When you hand somebody a difficult piece of music like that I imagine that there might be a moment of anxiety where they look at it and say, “I can’t do that.” So how do you get somebody to do something that they think maybe they can’t do?

I don’t think I do anything about that. I think it’s just getting good musicians and that’s really Chris’ job. He knows the type of music that I’m going to write and the demands involved. I would give him credit in making sure that he gives credit to the right musicians. That’s the main way that he produces these albums. It always starts with Chad and I. We’ve been working together [for a while]. We’ve done four albums with Chris. Sometimes I’ll talk about musicians for an album, but usually it’s Chris.

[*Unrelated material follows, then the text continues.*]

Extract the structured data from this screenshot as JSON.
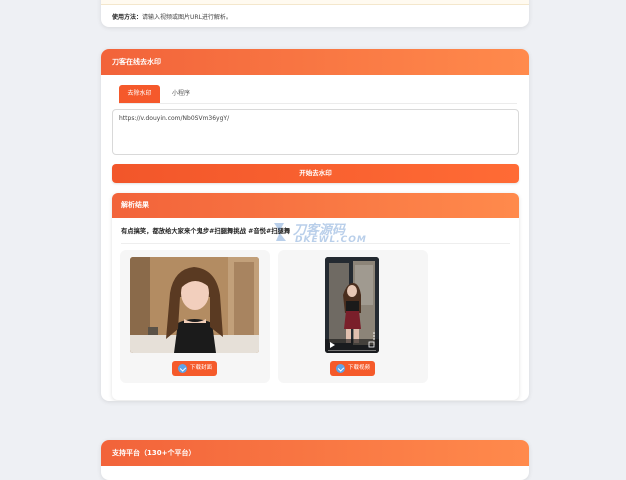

We’ll talk about the album and direction and he says, “Bring in Nathan, he can do this.” I feel like these are better musicians than I am so I don’t feel like I need to approach them to help anybody out or anything. I’m just trying to focus on doing my job. Chris is so good about making a very relaxed environment where everybody feels comfortable.

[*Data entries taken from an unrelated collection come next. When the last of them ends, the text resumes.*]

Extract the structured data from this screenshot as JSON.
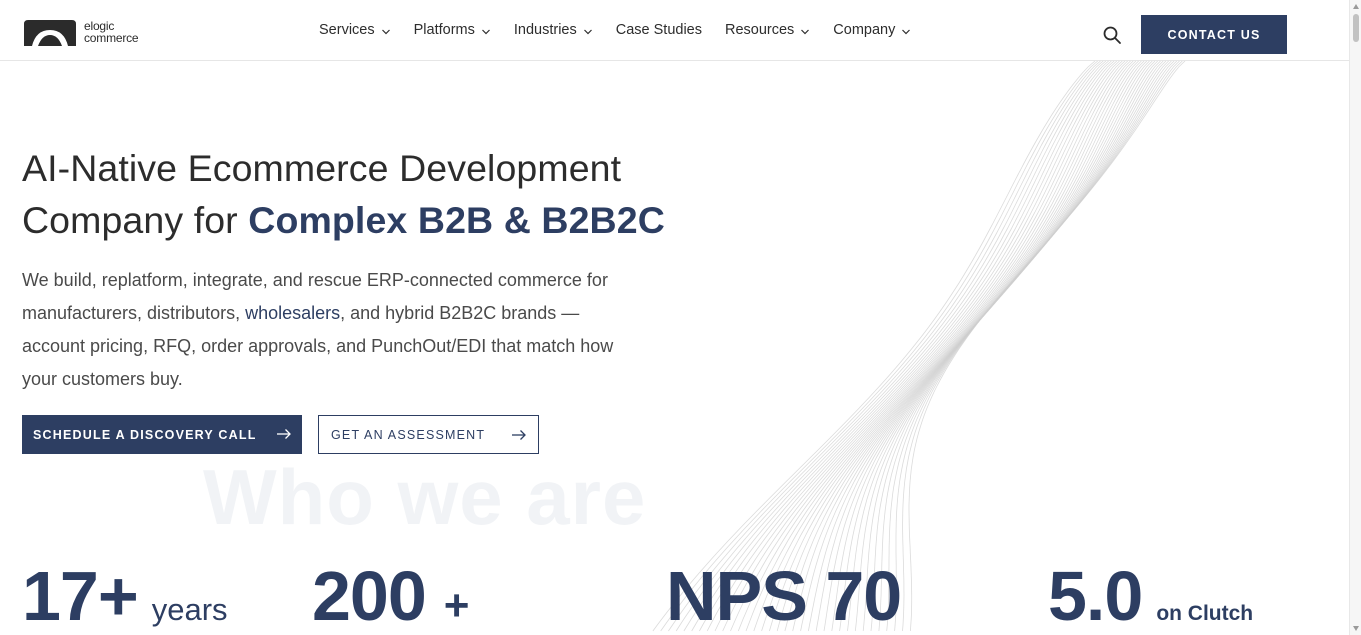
{
  "header": {
    "logo": {
      "line1": "elogic",
      "line2": "commerce"
    },
    "nav": [
      {
        "label": "Services",
        "has_dropdown": true
      },
      {
        "label": "Platforms",
        "has_dropdown": true
      },
      {
        "label": "Industries",
        "has_dropdown": true
      },
      {
        "label": "Case Studies",
        "has_dropdown": false
      },
      {
        "label": "Resources",
        "has_dropdown": true
      },
      {
        "label": "Company",
        "has_dropdown": true
      }
    ],
    "search_icon": "search-icon",
    "contact_label": "CONTACT US"
  },
  "hero": {
    "title_line1": "AI-Native Ecommerce Development",
    "title_line2_prefix": "Company for ",
    "title_line2_highlight": "Complex B2B & B2B2C",
    "desc_part1": "We build, replatform, integrate, and rescue ERP-connected commerce for manufacturers, distributors, ",
    "desc_link": "wholesalers",
    "desc_part2": ", and hybrid B2B2C brands — account pricing, RFQ, order approvals, and PunchOut/EDI that match how your customers buy.",
    "primary_cta": "SCHEDULE A DISCOVERY CALL",
    "secondary_cta": "GET AN ASSESSMENT",
    "watermark": "Who we are"
  },
  "stats": [
    {
      "value": "17+",
      "unit": "years"
    },
    {
      "value": "200",
      "unit": "+"
    },
    {
      "value": "NPS 70",
      "unit": ""
    },
    {
      "value": "5.0",
      "unit": "on Clutch"
    }
  ],
  "colors": {
    "brand": "#2d3e62",
    "text": "#2c2c2c",
    "wave": "#cfcfcf"
  }
}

You have this wonderful relationship with Chad Taylor musically, and I assume personally, too. It just sounds like magic when the two of you play together. Was that there from the start? 

Almost psychically. There are takes on all the albums that were literally the first read-through of the piece. Not only the first take but the first time literally that we even played the piece. “Hedgehog Mushroom,” the opening on the first album, that was the first time we had even played the piece. Chad is such an incredible composer in his own right, and he plays the drums that way. Just intuitively when it switches sections he goes into the perfect groove for it. Something beyond anything I’d imagined. But it’s felt almost psychic or uncanny what he does with these compositions.

He was someone whose playing you had been admiring before you worked together, right? 

Ever since I was in high school he’s been one of my inspirations and favorite drummers. All those Chicago players: Jeff Parker, Chad Taylor, that whole scene really informed what I’m doing. That was what started my whole path into this type of music. That’s how this all started: I reconnected with Chris and said, “You worked with Chad Taylor.” He said, “I could probably set up a session for you.” This whole project started through my love of Chad’s playing.

Tell us about bassist David Tranchina. 

Another great L.A.-based musician. He has a big band album of all his compositions that’s out on Big Ego. It’s worth checking out. Another phenomenal musical.

What have you not done yet as a composer yet that you want to do? 

Right now, I’m working on a piece that involves vocals. I’m thinking of it more like an opera even though it won’t be in an operatic style. But it’s kind of a heavy compositional piece. Sort of like “Forest Standards” but introducing vocals as well. That’s my focus right now, getting even deeper into composition, even larger groups like orchestral … using more strings and so forth.

Then I also kind of see doing a series of jazz albums with just guitar-bass-drums trio. I see both ends of the spectrum: Going further and further into composition and then some more stripped-down stuff a well. I tend to go album by album, so I'm usually focused on whatever I'm composing for at the time.

You’ve done these three “Forest Standards” records. Do you see the next one being a continuation of that or some sort of departure? 

It’s a departure! It’s actually done. We just mixed it last week.


Every release we’re one ahead, so we’re releasing [album] three and mixing [album] four. The same thing happened with [album] three and two. Number four is a departure. The instrumentation is alto sax, bass clarinet, it’s much more driving, More of a rock album in a way. It’s a big departure from three.

Jedd Beaudoin is host/producer of the nationally syndicated program Strange Currency. He has also served as an arts reporter, a producer of A Musical Life and a founding member of the KMUW Movie Club. As a music journalist, his work has appeared in Pop Matters, Vox, No Depression and Keyboard Magazine.